▸ **DATA PROVIDED**:
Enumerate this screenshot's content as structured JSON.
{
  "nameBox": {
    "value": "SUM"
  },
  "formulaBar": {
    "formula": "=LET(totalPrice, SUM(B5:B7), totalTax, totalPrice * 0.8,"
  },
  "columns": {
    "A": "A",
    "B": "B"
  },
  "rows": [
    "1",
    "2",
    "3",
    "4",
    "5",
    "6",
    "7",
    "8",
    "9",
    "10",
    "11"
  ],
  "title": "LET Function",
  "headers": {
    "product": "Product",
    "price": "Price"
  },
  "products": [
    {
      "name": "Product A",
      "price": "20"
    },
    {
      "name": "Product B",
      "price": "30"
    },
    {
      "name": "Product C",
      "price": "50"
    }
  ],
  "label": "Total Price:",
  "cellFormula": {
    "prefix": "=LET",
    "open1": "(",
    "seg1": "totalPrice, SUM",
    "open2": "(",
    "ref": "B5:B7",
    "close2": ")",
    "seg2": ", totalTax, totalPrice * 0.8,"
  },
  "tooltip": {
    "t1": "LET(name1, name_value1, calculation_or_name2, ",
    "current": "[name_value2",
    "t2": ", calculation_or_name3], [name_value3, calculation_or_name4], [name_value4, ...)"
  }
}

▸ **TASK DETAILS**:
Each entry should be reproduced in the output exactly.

▸ **RESPONSE AREA**:
Enumerate this screenshot's content as structured JSON.
{
  "nameBox": {
    "value": "SUM"
  },
  "formulaBar": {
    "formula": "=LET(totalPrice, SUM(B5:B7), totalTax, totalPrice * 0.8,"
  },
  "columns": {
    "A": "A",
    "B": "B"
  },
  "rows": [
    "1",
    "2",
    "3",
    "4",
    "5",
    "6",
    "7",
    "8",
    "9",
    "10",
    "11"
  ],
  "title": "LET Function",
  "headers": {
    "product": "Product",
    "price": "Price"
  },
  "products": [
    {
      "name": "Product A",
      "price": "20"
    },
    {
      "name": "Product B",
      "price": "30"
    },
    {
      "name": "Product C",
      "price": "50"
    }
  ],
  "label": "Total Price:",
  "cellFormula": {
    "prefix": "=LET",
    "open1": "(",
    "seg1": "totalPrice, SUM",
    "open2": "(",
    "ref": "B5:B7",
    "close2": ")",
    "seg2": ", totalTax, totalPrice * 0.8,"
  },
  "tooltip": {
    "t1": "LET(name1, name_value1, calculation_or_name2, ",
    "current": "[name_value2",
    "t2": ", calculation_or_name3], [name_value3, calculation_or_name4], [name_value4, ...)"
  }
}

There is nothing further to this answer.